- [The problem]
The answer must consist of every line in the data that contains "タイトルの書式設定".

- [Records for the task]
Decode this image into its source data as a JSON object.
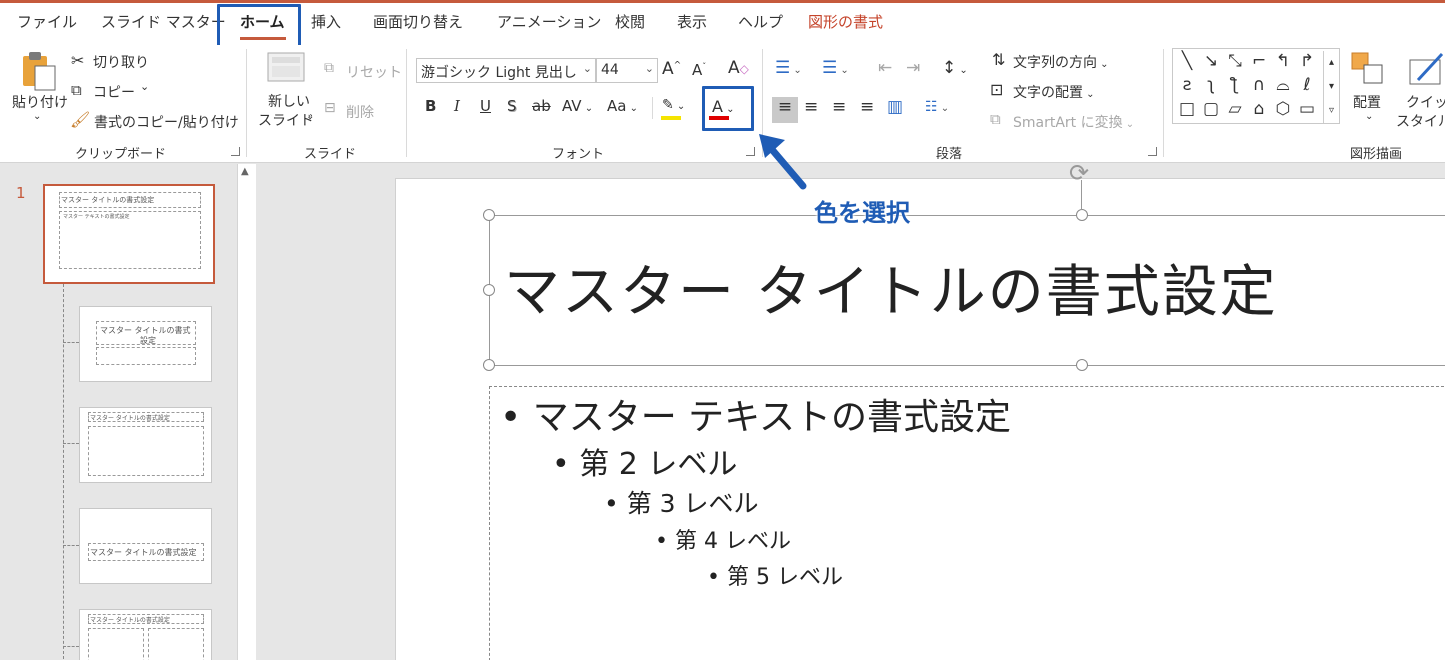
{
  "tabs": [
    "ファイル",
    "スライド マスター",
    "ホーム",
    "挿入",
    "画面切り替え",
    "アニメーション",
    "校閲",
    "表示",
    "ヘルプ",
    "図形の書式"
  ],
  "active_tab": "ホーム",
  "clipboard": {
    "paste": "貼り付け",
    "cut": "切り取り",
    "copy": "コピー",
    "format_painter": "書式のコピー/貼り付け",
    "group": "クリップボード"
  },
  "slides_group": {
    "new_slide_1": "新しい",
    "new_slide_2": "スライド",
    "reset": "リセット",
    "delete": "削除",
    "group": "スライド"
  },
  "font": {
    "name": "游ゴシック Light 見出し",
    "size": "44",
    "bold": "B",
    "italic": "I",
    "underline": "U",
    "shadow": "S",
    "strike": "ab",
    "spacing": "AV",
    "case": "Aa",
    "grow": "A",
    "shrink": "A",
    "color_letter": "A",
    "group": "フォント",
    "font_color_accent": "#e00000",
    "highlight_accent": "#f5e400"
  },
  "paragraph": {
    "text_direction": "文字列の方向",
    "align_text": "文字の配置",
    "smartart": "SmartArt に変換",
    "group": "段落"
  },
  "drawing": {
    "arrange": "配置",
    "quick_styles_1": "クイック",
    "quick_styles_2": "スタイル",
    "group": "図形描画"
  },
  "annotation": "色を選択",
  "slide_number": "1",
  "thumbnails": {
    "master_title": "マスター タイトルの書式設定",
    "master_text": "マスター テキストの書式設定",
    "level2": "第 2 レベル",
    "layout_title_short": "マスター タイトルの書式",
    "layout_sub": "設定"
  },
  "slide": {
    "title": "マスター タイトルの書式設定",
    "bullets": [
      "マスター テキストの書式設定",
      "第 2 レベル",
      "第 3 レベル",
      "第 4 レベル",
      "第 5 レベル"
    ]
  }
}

- [Response area]
    "master_title": "マスター タイトルの書式設定",
    "title": "マスター タイトルの書式設定",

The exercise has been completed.